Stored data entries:

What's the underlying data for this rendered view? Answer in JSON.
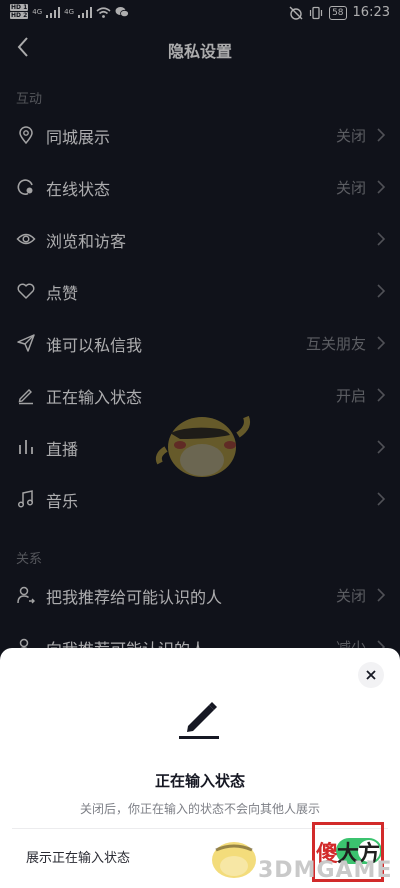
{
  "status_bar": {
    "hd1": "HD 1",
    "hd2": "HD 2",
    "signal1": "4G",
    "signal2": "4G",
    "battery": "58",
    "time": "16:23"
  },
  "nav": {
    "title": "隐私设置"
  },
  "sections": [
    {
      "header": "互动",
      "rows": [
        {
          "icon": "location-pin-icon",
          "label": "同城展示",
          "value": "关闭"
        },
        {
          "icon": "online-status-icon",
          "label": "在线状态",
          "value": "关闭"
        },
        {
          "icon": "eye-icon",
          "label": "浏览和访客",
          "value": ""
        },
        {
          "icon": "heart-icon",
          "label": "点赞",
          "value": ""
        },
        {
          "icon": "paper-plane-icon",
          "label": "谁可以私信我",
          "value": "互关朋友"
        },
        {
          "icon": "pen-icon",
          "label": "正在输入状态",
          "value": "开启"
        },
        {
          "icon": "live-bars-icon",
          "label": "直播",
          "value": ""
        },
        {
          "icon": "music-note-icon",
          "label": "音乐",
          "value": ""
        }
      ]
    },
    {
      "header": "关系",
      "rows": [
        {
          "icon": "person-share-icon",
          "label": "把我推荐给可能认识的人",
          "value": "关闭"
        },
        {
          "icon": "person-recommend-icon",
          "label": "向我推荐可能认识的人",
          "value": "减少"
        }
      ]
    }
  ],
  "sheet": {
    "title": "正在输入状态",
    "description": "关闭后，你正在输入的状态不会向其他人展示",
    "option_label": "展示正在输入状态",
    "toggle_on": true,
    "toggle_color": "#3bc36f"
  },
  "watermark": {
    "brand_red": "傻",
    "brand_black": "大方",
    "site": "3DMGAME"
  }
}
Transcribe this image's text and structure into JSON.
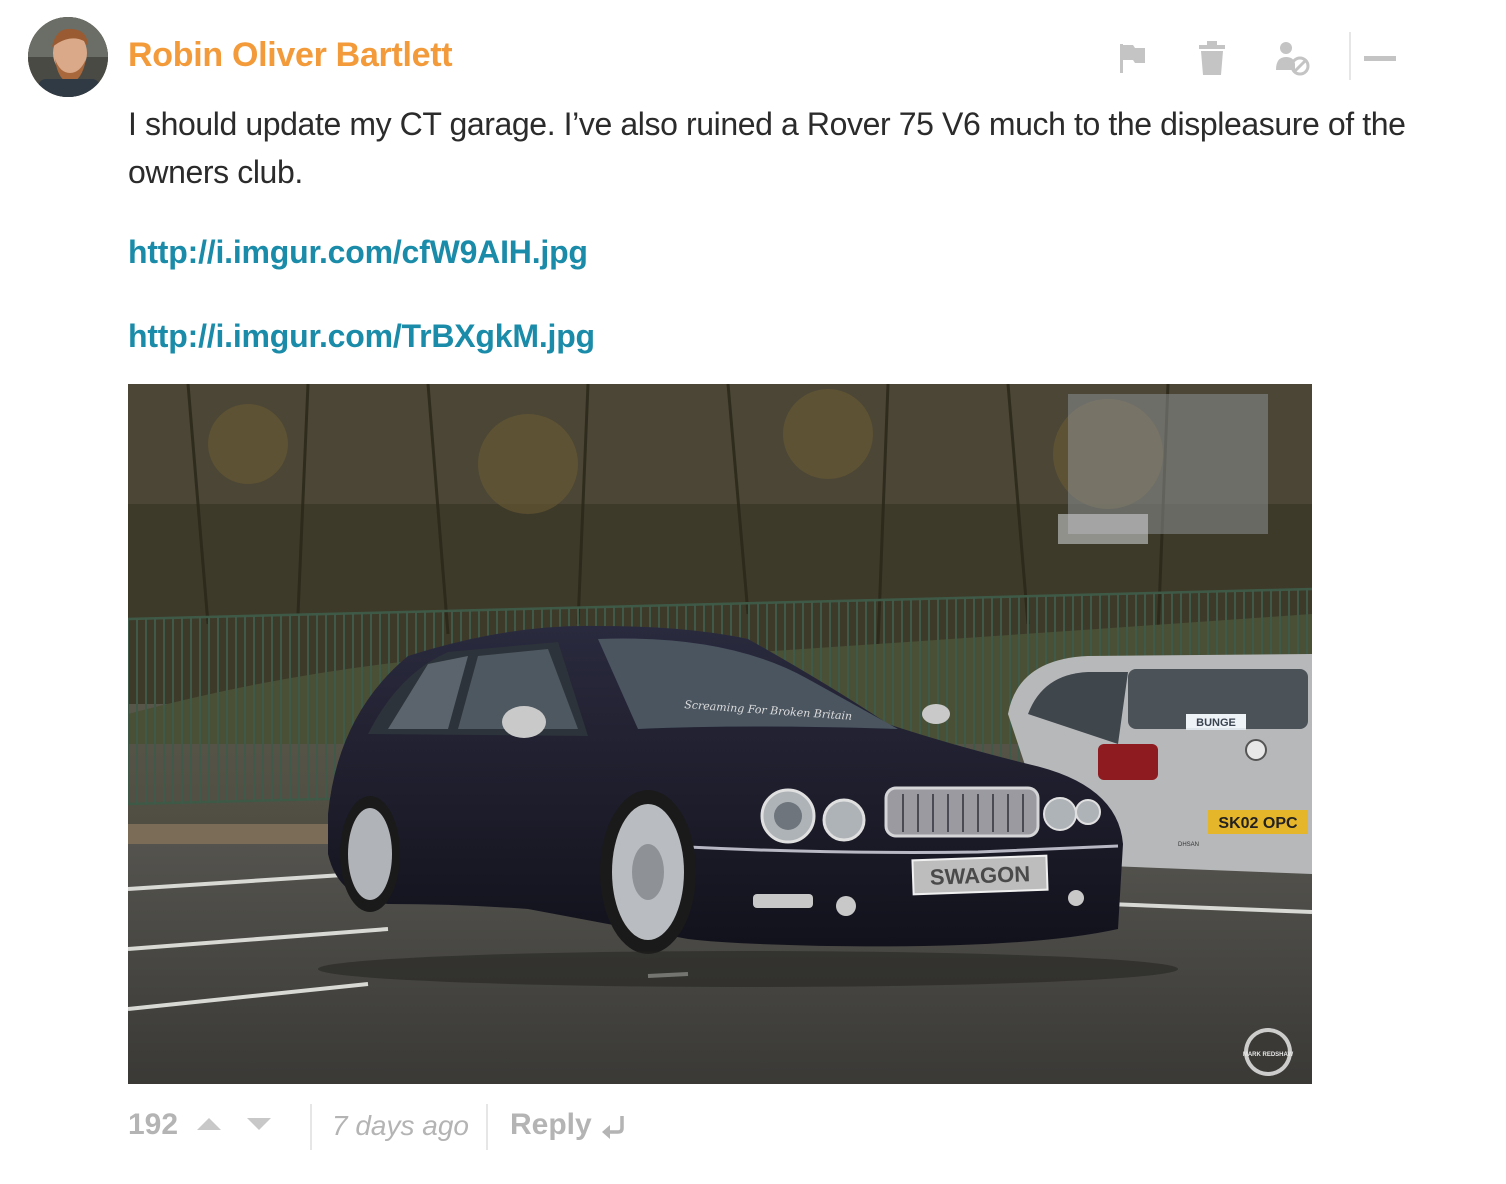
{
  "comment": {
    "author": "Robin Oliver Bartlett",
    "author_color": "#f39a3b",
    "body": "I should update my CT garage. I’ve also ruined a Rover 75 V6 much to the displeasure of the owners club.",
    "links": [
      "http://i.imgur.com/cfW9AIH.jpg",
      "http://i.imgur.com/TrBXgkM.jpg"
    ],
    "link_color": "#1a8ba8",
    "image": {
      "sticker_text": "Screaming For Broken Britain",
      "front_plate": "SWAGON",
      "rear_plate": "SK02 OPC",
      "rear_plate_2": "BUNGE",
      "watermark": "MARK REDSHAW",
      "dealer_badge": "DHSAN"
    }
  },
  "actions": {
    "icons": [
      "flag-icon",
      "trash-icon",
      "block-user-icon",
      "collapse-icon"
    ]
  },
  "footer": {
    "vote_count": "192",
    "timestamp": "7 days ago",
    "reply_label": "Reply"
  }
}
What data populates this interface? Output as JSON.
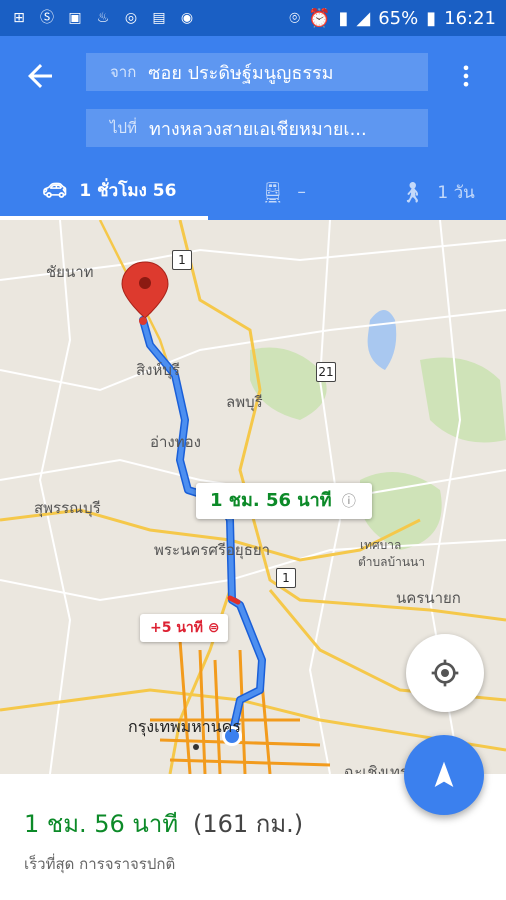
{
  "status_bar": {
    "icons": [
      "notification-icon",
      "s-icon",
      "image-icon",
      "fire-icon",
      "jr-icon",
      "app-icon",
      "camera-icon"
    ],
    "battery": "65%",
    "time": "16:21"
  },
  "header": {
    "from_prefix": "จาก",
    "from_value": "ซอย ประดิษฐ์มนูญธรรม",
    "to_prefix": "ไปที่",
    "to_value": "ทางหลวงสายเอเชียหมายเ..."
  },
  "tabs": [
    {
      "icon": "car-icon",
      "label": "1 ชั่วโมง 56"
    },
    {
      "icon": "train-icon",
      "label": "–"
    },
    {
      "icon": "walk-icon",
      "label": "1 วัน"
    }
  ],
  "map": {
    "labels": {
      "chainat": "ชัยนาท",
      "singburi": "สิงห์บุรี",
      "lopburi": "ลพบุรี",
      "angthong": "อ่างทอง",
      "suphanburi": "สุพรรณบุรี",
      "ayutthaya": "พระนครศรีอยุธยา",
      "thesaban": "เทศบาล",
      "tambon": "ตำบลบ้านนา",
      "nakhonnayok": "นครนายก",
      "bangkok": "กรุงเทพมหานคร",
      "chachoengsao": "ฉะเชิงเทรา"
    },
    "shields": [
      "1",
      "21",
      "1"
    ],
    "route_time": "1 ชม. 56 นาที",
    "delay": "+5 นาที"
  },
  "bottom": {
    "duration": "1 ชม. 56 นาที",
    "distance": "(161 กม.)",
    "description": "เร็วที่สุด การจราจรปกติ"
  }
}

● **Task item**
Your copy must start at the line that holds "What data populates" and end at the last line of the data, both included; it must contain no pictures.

● **Written response**
What data populates this interface? Output as JSON.
{
  "status_bar": {
    "icons": [
      "notification-icon",
      "s-icon",
      "image-icon",
      "fire-icon",
      "jr-icon",
      "app-icon",
      "camera-icon"
    ],
    "battery": "65%",
    "time": "16:21"
  },
  "header": {
    "from_prefix": "จาก",
    "from_value": "ซอย ประดิษฐ์มนูญธรรม",
    "to_prefix": "ไปที่",
    "to_value": "ทางหลวงสายเอเชียหมายเ..."
  },
  "tabs": [
    {
      "icon": "car-icon",
      "label": "1 ชั่วโมง 56"
    },
    {
      "icon": "train-icon",
      "label": "–"
    },
    {
      "icon": "walk-icon",
      "label": "1 วัน"
    }
  ],
  "map": {
    "labels": {
      "chainat": "ชัยนาท",
      "singburi": "สิงห์บุรี",
      "lopburi": "ลพบุรี",
      "angthong": "อ่างทอง",
      "suphanburi": "สุพรรณบุรี",
      "ayutthaya": "พระนครศรีอยุธยา",
      "thesaban": "เทศบาล",
      "tambon": "ตำบลบ้านนา",
      "nakhonnayok": "นครนายก",
      "bangkok": "กรุงเทพมหานคร",
      "chachoengsao": "ฉะเชิงเทรา"
    },
    "shields": [
      "1",
      "21",
      "1"
    ],
    "route_time": "1 ชม. 56 นาที",
    "delay": "+5 นาที"
  },
  "bottom": {
    "duration": "1 ชม. 56 นาที",
    "distance": "(161 กม.)",
    "description": "เร็วที่สุด การจราจรปกติ"
  }
}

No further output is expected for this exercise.